Nothing in the listing may be skipped; repeat it all exactly.

* [Input data]
########

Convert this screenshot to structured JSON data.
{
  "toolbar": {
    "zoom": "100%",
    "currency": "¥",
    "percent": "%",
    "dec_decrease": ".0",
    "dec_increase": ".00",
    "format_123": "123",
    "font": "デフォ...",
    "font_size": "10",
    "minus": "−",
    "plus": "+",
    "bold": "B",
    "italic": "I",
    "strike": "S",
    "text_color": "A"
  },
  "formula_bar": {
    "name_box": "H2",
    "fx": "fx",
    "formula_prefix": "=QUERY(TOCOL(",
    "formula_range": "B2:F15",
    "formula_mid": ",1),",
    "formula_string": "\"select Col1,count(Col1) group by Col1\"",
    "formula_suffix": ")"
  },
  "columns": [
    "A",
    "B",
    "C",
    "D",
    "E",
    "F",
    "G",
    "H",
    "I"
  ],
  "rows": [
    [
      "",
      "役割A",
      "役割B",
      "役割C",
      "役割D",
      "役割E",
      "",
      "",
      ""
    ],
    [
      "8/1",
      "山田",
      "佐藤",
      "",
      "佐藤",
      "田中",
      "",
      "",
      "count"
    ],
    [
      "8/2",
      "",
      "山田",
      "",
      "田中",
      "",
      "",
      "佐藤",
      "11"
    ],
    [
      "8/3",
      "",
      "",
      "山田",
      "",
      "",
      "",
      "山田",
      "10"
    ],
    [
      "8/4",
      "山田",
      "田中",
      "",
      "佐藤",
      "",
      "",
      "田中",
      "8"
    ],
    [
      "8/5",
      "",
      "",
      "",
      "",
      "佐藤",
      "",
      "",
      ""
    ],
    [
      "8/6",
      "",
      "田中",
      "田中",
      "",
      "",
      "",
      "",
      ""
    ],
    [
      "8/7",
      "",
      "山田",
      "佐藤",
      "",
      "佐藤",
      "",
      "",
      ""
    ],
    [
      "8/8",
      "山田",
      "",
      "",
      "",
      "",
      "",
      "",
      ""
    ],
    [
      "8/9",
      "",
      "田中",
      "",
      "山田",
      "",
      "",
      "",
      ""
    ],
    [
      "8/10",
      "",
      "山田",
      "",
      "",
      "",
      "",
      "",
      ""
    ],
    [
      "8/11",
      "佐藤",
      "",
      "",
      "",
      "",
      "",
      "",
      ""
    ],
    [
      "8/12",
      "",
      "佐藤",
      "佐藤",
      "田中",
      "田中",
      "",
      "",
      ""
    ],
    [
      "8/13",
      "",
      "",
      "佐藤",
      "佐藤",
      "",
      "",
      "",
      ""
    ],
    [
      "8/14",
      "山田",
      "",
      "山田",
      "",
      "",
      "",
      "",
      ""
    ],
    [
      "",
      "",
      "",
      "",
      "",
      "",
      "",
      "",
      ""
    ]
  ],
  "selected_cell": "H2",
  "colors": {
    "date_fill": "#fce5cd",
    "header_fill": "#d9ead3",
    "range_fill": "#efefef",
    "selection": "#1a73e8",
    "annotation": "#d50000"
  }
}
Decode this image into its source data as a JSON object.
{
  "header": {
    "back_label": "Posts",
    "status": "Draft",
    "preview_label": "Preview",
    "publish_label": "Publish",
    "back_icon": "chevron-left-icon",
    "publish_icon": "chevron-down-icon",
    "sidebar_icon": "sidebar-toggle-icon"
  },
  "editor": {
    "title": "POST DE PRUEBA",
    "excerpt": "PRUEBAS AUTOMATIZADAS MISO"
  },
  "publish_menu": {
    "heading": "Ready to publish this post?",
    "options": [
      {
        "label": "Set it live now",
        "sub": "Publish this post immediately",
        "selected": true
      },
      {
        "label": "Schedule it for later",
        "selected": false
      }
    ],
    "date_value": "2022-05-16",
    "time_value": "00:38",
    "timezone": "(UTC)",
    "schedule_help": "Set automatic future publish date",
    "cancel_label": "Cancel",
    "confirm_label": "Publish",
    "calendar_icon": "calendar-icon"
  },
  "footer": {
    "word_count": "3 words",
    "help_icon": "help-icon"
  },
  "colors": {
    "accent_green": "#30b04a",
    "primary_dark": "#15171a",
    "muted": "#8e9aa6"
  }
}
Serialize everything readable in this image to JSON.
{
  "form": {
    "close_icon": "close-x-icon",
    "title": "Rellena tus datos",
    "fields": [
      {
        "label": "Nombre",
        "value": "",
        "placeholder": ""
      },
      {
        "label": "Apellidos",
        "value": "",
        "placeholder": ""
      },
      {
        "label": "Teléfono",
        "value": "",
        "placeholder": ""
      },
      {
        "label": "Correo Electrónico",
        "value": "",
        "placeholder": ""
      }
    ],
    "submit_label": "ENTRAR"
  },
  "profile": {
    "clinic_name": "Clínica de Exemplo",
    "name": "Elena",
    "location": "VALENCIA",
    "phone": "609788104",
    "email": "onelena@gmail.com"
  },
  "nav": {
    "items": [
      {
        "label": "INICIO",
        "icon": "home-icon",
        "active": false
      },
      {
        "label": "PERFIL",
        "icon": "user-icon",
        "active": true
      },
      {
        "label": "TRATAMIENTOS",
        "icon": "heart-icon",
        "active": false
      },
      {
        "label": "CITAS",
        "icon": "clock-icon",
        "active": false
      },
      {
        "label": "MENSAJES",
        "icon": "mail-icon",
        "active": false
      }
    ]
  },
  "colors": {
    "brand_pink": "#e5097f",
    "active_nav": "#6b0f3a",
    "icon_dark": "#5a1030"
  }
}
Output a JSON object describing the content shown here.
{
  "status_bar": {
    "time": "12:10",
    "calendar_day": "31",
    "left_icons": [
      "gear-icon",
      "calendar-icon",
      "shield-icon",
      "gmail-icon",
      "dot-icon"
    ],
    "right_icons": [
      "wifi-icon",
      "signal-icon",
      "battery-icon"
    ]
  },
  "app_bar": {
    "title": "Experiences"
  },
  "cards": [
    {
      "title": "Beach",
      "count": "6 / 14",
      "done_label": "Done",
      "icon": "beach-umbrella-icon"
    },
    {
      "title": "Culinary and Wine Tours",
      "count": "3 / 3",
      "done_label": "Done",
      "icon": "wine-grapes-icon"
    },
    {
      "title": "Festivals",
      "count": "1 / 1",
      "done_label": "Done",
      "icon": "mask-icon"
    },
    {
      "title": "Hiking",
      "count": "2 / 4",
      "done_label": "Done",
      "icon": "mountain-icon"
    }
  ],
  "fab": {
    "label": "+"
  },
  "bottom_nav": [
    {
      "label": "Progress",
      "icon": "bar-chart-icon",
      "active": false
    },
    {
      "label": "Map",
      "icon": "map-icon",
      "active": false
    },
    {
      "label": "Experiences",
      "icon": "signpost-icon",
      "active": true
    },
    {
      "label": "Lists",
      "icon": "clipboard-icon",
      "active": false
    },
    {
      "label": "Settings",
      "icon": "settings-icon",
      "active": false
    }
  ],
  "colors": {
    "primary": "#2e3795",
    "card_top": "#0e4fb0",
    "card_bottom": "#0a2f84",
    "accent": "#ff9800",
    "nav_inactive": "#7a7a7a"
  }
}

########

* [Task answer]
Convert this screenshot to structured JSON data.
{
  "toolbar": {
    "zoom": "100%",
    "currency": "¥",
    "percent": "%",
    "dec_decrease": ".0",
    "dec_increase": ".00",
    "format_123": "123",
    "font": "デフォ...",
    "font_size": "10",
    "minus": "−",
    "plus": "+",
    "bold": "B",
    "italic": "I",
    "strike": "S",
    "text_color": "A"
  },
  "formula_bar": {
    "name_box": "H2",
    "fx": "fx",
    "formula_prefix": "=QUERY(TOCOL(",
    "formula_range": "B2:F15",
    "formula_mid": ",1),",
    "formula_string": "\"select Col1,count(Col1) group by Col1\"",
    "formula_suffix": ")"
  },
  "columns": [
    "A",
    "B",
    "C",
    "D",
    "E",
    "F",
    "G",
    "H",
    "I"
  ],
  "rows": [
    [
      "",
      "役割A",
      "役割B",
      "役割C",
      "役割D",
      "役割E",
      "",
      "",
      ""
    ],
    [
      "8/1",
      "山田",
      "佐藤",
      "",
      "佐藤",
      "田中",
      "",
      "",
      "count"
    ],
    [
      "8/2",
      "",
      "山田",
      "",
      "田中",
      "",
      "",
      "佐藤",
      "11"
    ],
    [
      "8/3",
      "",
      "",
      "山田",
      "",
      "",
      "",
      "山田",
      "10"
    ],
    [
      "8/4",
      "山田",
      "田中",
      "",
      "佐藤",
      "",
      "",
      "田中",
      "8"
    ],
    [
      "8/5",
      "",
      "",
      "",
      "",
      "佐藤",
      "",
      "",
      ""
    ],
    [
      "8/6",
      "",
      "田中",
      "田中",
      "",
      "",
      "",
      "",
      ""
    ],
    [
      "8/7",
      "",
      "山田",
      "佐藤",
      "",
      "佐藤",
      "",
      "",
      ""
    ],
    [
      "8/8",
      "山田",
      "",
      "",
      "",
      "",
      "",
      "",
      ""
    ],
    [
      "8/9",
      "",
      "田中",
      "",
      "山田",
      "",
      "",
      "",
      ""
    ],
    [
      "8/10",
      "",
      "山田",
      "",
      "",
      "",
      "",
      "",
      ""
    ],
    [
      "8/11",
      "佐藤",
      "",
      "",
      "",
      "",
      "",
      "",
      ""
    ],
    [
      "8/12",
      "",
      "佐藤",
      "佐藤",
      "田中",
      "田中",
      "",
      "",
      ""
    ],
    [
      "8/13",
      "",
      "",
      "佐藤",
      "佐藤",
      "",
      "",
      "",
      ""
    ],
    [
      "8/14",
      "山田",
      "",
      "山田",
      "",
      "",
      "",
      "",
      ""
    ],
    [
      "",
      "",
      "",
      "",
      "",
      "",
      "",
      "",
      ""
    ]
  ],
  "selected_cell": "H2",
  "colors": {
    "date_fill": "#fce5cd",
    "header_fill": "#d9ead3",
    "range_fill": "#efefef",
    "selection": "#1a73e8",
    "annotation": "#d50000"
  }
}
Decode this image into its source data as a JSON object.
{
  "header": {
    "back_label": "Posts",
    "status": "Draft",
    "preview_label": "Preview",
    "publish_label": "Publish",
    "back_icon": "chevron-left-icon",
    "publish_icon": "chevron-down-icon",
    "sidebar_icon": "sidebar-toggle-icon"
  },
  "editor": {
    "title": "POST DE PRUEBA",
    "excerpt": "PRUEBAS AUTOMATIZADAS MISO"
  },
  "publish_menu": {
    "heading": "Ready to publish this post?",
    "options": [
      {
        "label": "Set it live now",
        "sub": "Publish this post immediately",
        "selected": true
      },
      {
        "label": "Schedule it for later",
        "selected": false
      }
    ],
    "date_value": "2022-05-16",
    "time_value": "00:38",
    "timezone": "(UTC)",
    "schedule_help": "Set automatic future publish date",
    "cancel_label": "Cancel",
    "confirm_label": "Publish",
    "calendar_icon": "calendar-icon"
  },
  "footer": {
    "word_count": "3 words",
    "help_icon": "help-icon"
  },
  "colors": {
    "accent_green": "#30b04a",
    "primary_dark": "#15171a",
    "muted": "#8e9aa6"
  }
}
Serialize everything readable in this image to JSON.
{
  "form": {
    "close_icon": "close-x-icon",
    "title": "Rellena tus datos",
    "fields": [
      {
        "label": "Nombre",
        "value": "",
        "placeholder": ""
      },
      {
        "label": "Apellidos",
        "value": "",
        "placeholder": ""
      },
      {
        "label": "Teléfono",
        "value": "",
        "placeholder": ""
      },
      {
        "label": "Correo Electrónico",
        "value": "",
        "placeholder": ""
      }
    ],
    "submit_label": "ENTRAR"
  },
  "profile": {
    "clinic_name": "Clínica de Exemplo",
    "name": "Elena",
    "location": "VALENCIA",
    "phone": "609788104",
    "email": "onelena@gmail.com"
  },
  "nav": {
    "items": [
      {
        "label": "INICIO",
        "icon": "home-icon",
        "active": false
      },
      {
        "label": "PERFIL",
        "icon": "user-icon",
        "active": true
      },
      {
        "label": "TRATAMIENTOS",
        "icon": "heart-icon",
        "active": false
      },
      {
        "label": "CITAS",
        "icon": "clock-icon",
        "active": false
      },
      {
        "label": "MENSAJES",
        "icon": "mail-icon",
        "active": false
      }
    ]
  },
  "colors": {
    "brand_pink": "#e5097f",
    "active_nav": "#6b0f3a",
    "icon_dark": "#5a1030"
  }
}
Output a JSON object describing the content shown here.
{
  "status_bar": {
    "time": "12:10",
    "calendar_day": "31",
    "left_icons": [
      "gear-icon",
      "calendar-icon",
      "shield-icon",
      "gmail-icon",
      "dot-icon"
    ],
    "right_icons": [
      "wifi-icon",
      "signal-icon",
      "battery-icon"
    ]
  },
  "app_bar": {
    "title": "Experiences"
  },
  "cards": [
    {
      "title": "Beach",
      "count": "6 / 14",
      "done_label": "Done",
      "icon": "beach-umbrella-icon"
    },
    {
      "title": "Culinary and Wine Tours",
      "count": "3 / 3",
      "done_label": "Done",
      "icon": "wine-grapes-icon"
    },
    {
      "title": "Festivals",
      "count": "1 / 1",
      "done_label": "Done",
      "icon": "mask-icon"
    },
    {
      "title": "Hiking",
      "count": "2 / 4",
      "done_label": "Done",
      "icon": "mountain-icon"
    }
  ],
  "fab": {
    "label": "+"
  },
  "bottom_nav": [
    {
      "label": "Progress",
      "icon": "bar-chart-icon",
      "active": false
    },
    {
      "label": "Map",
      "icon": "map-icon",
      "active": false
    },
    {
      "label": "Experiences",
      "icon": "signpost-icon",
      "active": true
    },
    {
      "label": "Lists",
      "icon": "clipboard-icon",
      "active": false
    },
    {
      "label": "Settings",
      "icon": "settings-icon",
      "active": false
    }
  ],
  "colors": {
    "primary": "#2e3795",
    "card_top": "#0e4fb0",
    "card_bottom": "#0a2f84",
    "accent": "#ff9800",
    "nav_inactive": "#7a7a7a"
  }
}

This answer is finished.